■ **EXERCISE DESCRIPTION**
Go through the entries below and copy each line that holds the word "name".

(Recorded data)
⁂

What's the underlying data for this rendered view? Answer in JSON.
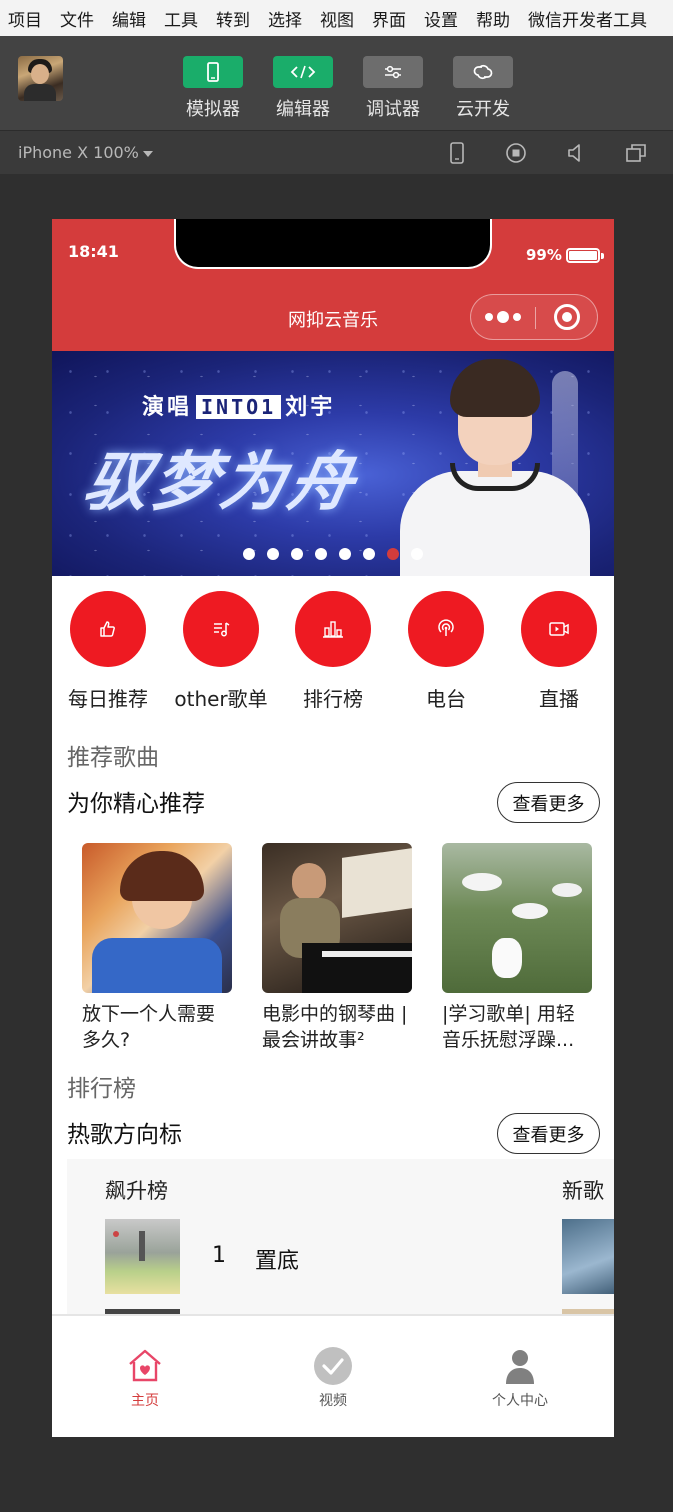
{
  "menubar": {
    "items": [
      "项目",
      "文件",
      "编辑",
      "工具",
      "转到",
      "选择",
      "视图",
      "界面",
      "设置",
      "帮助",
      "微信开发者工具"
    ]
  },
  "toolbar": {
    "buttons": [
      {
        "label": "模拟器",
        "icon": "phone-icon",
        "color": "#1aad6a"
      },
      {
        "label": "编辑器",
        "icon": "code-icon",
        "color": "#1aad6a"
      },
      {
        "label": "调试器",
        "icon": "sliders-icon",
        "color": "#6d6d6d"
      },
      {
        "label": "云开发",
        "icon": "cloud-icon",
        "color": "#6d6d6d"
      }
    ]
  },
  "device": {
    "selector": "iPhone X 100%"
  },
  "phone": {
    "status": {
      "time": "18:41",
      "battery": "99%"
    },
    "nav_title": "网抑云音乐",
    "banner": {
      "subtitle_pre": "演唱",
      "subtitle_box": "INTO1",
      "subtitle_post": "刘宇",
      "title": "驭梦为舟",
      "dots": 8,
      "active_dot": 6
    },
    "nav_items": [
      {
        "label": "每日推荐",
        "icon": "thumbs-up-icon"
      },
      {
        "label": "other歌单",
        "icon": "playlist-icon"
      },
      {
        "label": "排行榜",
        "icon": "bar-chart-icon"
      },
      {
        "label": "电台",
        "icon": "radio-icon"
      },
      {
        "label": "直播",
        "icon": "live-icon"
      }
    ],
    "recommend": {
      "title": "推荐歌曲",
      "subtitle": "为你精心推荐",
      "more": "查看更多",
      "items": [
        {
          "name": "放下一个人需要多久?"
        },
        {
          "name": "电影中的钢琴曲 | 最会讲故事²"
        },
        {
          "name": "|学习歌单| 用轻音乐抚慰浮躁..."
        }
      ]
    },
    "ranking": {
      "title": "排行榜",
      "subtitle": "热歌方向标",
      "more": "查看更多",
      "cards": [
        {
          "title": "飙升榜",
          "songs": [
            {
              "rank": "1",
              "name": "置底"
            }
          ]
        },
        {
          "title": "新歌"
        }
      ]
    },
    "tabbar": [
      {
        "label": "主页",
        "icon": "home-heart-icon",
        "active": true
      },
      {
        "label": "视频",
        "icon": "check-circle-icon",
        "active": false
      },
      {
        "label": "个人中心",
        "icon": "person-icon",
        "active": false
      }
    ],
    "colors": {
      "brand": "#d43c3c",
      "accent": "#ee1a22"
    }
  }
}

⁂

■ **TASK RESULT**
          "name": "放下一个人需要多久?"
          "name": "电影中的钢琴曲 | 最会讲故事²"
          "name": "|学习歌单| 用轻音乐抚慰浮躁..."
              "name": "置底"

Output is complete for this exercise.